I've yet to find anyone who processes E6, also known as slide film
, in Belize. Print film can be developed locally, so that's a good choice for fim shooters. Die hard slide shooters have to get their film back to one of the porcessors that are still doing E6.
Shooters used to use mailers from Fuji
or Kodak. This gets the film out of the hands of the TSA without causing too much grief, but you really should use air mail or even FedEx. The last Fuji mailer I used, in early 2008, was shipped to Duane's. Duane's still does E6 and even Kodachrome. Here's the link to Duane's
photo processing. If you're serious, and just about anybody who shoots E6 is serious about their imaging, you can also use the lab at National Geographic

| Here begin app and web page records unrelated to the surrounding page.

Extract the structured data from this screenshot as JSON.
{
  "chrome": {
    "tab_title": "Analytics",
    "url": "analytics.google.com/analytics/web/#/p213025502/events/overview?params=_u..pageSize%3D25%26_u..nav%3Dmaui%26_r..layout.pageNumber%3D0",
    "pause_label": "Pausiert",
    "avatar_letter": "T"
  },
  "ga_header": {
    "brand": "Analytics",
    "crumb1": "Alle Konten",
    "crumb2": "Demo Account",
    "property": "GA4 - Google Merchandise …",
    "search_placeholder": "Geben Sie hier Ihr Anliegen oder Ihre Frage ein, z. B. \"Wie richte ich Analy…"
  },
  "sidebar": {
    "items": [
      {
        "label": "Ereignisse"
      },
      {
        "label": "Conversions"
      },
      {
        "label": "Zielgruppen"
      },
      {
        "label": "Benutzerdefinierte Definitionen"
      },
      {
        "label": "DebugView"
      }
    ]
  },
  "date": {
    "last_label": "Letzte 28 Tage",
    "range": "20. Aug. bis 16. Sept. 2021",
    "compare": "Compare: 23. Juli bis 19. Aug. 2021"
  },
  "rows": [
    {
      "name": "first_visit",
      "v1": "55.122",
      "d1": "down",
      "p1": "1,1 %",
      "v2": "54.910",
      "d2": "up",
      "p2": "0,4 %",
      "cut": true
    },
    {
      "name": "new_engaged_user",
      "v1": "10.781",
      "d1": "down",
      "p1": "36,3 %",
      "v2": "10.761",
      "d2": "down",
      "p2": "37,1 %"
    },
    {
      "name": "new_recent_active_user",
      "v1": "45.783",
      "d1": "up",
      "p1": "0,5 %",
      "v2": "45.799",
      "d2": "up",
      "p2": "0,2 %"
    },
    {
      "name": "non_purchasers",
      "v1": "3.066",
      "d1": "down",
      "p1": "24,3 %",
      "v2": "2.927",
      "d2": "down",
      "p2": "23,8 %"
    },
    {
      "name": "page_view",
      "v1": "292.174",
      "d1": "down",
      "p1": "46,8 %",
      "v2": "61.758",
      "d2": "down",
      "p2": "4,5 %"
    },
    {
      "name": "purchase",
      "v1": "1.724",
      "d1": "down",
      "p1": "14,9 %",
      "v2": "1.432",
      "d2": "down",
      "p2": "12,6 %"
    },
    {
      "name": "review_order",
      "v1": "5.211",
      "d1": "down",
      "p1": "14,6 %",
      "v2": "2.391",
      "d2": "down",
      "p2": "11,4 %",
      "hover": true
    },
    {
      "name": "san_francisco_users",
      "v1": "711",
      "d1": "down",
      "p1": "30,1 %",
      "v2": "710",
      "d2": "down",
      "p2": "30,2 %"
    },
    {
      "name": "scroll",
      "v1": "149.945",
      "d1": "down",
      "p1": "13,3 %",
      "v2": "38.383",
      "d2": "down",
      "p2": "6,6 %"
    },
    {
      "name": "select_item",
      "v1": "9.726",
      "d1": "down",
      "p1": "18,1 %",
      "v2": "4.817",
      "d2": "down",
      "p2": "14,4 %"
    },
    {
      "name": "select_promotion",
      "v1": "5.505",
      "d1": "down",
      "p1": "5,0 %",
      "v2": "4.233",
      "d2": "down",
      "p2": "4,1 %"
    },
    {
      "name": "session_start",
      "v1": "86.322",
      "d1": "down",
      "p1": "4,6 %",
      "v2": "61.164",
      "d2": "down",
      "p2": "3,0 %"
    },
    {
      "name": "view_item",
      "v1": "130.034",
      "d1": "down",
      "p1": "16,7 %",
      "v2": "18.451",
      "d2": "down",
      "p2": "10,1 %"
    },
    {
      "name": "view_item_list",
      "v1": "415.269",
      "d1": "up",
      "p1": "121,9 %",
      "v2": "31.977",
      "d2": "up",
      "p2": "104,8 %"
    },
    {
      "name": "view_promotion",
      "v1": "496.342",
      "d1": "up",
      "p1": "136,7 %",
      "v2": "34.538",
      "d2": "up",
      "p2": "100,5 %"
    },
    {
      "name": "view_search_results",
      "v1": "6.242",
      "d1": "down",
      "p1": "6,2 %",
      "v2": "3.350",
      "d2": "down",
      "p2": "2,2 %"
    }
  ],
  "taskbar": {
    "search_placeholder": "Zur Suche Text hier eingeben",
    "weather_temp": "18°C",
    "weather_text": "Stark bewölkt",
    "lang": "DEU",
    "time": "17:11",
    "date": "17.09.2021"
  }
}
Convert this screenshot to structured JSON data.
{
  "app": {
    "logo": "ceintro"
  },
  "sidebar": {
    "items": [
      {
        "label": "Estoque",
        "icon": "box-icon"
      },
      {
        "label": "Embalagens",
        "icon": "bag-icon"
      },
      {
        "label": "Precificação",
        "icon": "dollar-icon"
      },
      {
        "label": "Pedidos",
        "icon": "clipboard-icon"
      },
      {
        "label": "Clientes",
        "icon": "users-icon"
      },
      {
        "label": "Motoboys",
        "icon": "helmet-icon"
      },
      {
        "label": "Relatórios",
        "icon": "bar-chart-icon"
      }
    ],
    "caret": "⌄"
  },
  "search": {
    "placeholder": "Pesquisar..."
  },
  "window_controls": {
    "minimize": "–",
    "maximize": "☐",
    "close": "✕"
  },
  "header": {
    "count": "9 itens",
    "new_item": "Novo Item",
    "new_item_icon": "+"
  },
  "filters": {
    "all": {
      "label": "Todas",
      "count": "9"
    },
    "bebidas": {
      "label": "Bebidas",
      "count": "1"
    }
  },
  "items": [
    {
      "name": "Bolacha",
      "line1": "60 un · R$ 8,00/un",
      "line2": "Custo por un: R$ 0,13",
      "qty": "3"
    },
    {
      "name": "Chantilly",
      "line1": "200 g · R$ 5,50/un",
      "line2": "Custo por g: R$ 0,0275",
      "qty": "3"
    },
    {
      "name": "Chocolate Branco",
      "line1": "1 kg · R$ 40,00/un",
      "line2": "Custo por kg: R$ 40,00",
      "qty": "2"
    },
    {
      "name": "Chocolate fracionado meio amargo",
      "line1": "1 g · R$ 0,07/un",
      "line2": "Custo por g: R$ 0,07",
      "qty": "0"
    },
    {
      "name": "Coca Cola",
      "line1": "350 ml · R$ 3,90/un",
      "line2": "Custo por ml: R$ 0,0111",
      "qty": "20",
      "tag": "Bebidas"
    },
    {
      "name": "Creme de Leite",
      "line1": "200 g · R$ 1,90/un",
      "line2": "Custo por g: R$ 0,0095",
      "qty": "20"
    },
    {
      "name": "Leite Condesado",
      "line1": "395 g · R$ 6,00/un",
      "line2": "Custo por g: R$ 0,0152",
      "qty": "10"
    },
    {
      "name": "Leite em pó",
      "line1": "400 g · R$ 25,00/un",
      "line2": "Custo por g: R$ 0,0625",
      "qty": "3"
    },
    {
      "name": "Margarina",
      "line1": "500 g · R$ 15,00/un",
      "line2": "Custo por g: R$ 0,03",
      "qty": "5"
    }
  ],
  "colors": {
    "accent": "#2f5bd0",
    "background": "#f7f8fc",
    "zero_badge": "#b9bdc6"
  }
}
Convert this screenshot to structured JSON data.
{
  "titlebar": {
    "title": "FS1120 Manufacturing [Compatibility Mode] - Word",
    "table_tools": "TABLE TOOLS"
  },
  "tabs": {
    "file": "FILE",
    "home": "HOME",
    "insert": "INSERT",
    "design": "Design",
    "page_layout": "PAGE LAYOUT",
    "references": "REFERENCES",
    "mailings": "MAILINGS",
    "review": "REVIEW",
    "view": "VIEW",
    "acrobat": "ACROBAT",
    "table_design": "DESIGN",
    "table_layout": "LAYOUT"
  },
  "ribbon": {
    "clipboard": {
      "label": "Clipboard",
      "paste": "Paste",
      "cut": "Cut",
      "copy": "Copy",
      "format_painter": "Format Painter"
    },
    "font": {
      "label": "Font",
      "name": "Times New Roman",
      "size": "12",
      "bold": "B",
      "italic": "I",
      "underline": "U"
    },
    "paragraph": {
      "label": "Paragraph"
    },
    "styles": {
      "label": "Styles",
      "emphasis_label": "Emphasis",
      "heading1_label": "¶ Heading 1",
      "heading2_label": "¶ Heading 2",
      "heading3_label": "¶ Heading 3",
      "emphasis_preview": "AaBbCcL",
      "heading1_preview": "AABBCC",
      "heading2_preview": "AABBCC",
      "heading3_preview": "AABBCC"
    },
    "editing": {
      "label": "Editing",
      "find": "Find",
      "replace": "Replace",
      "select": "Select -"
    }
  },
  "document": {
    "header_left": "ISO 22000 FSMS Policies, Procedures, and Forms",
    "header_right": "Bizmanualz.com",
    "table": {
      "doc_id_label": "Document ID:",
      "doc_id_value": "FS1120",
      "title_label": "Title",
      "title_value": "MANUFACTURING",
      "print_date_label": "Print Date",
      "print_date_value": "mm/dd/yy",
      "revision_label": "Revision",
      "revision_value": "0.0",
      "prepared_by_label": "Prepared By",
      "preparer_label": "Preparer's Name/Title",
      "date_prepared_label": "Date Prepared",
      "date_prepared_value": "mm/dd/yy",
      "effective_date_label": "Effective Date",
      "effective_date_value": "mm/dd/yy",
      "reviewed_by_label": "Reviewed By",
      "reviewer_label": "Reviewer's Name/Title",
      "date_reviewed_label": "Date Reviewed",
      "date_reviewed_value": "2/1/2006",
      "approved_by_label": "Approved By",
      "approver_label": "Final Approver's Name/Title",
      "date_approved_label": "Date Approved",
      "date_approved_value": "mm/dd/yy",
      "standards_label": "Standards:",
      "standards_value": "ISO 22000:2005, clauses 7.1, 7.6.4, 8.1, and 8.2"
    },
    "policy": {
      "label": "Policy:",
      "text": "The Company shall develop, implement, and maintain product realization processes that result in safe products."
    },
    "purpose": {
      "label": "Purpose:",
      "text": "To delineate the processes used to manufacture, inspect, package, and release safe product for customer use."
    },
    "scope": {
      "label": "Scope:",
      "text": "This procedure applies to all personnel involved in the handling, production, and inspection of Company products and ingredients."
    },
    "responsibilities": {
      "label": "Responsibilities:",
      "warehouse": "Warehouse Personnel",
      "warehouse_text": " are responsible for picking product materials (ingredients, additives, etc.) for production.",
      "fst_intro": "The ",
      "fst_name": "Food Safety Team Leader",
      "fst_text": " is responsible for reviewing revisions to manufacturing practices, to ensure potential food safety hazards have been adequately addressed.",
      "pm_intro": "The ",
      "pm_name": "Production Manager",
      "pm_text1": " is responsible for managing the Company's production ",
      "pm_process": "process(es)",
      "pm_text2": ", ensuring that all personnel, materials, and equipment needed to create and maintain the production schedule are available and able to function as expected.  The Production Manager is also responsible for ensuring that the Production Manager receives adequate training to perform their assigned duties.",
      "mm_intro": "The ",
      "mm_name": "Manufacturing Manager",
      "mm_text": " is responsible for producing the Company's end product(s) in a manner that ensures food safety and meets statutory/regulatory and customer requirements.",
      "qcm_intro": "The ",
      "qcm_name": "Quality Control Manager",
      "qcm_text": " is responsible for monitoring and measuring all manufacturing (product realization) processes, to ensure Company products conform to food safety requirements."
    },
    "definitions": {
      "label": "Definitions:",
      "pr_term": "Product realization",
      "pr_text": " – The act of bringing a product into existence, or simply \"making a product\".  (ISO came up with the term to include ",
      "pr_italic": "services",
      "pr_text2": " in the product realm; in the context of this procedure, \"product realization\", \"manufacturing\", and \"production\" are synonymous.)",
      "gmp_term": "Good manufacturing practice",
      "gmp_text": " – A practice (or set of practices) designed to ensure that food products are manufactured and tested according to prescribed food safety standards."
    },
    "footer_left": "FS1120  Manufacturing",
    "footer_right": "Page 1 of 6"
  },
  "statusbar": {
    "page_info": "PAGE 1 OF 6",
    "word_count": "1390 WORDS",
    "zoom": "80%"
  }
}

. They also do print film. Either way, you can tell your photo-cronies "well, when I was on location in Belize, I shipped my film to Nat-Geo and they handled the processing for me".
My local pro lab handles E6. I shoot a lot of E6, especially in large format, so having the good folks at Tempe Camera
nearby is very handy. You can't just go to the local Wall-Mart and ask them to develop an E6 8x10, but Tempe Camera will do it for the low, low price of $4.15. They'd be more than willing to work with you on your film from Belize, too. Just call and tell them to expect a package and they'll handle it.
Hete's the TSA
page about film. If you're shooting something critical, like a wedding or other professional work, insist
on hand check. Lie to them if you have to, saying that you are shootig ISO 3200 film or X-ray film if nothing else works. Use a lead bag to force the hand search. Do what you have to do, but you'll get some fog from the scan if you send the film through. You may not notice the fog if everything goes well, but you'll kick yourself if you're shooting for publication and you lose a week's work due to a malfunctioning scanner or what have you. Don't risk it.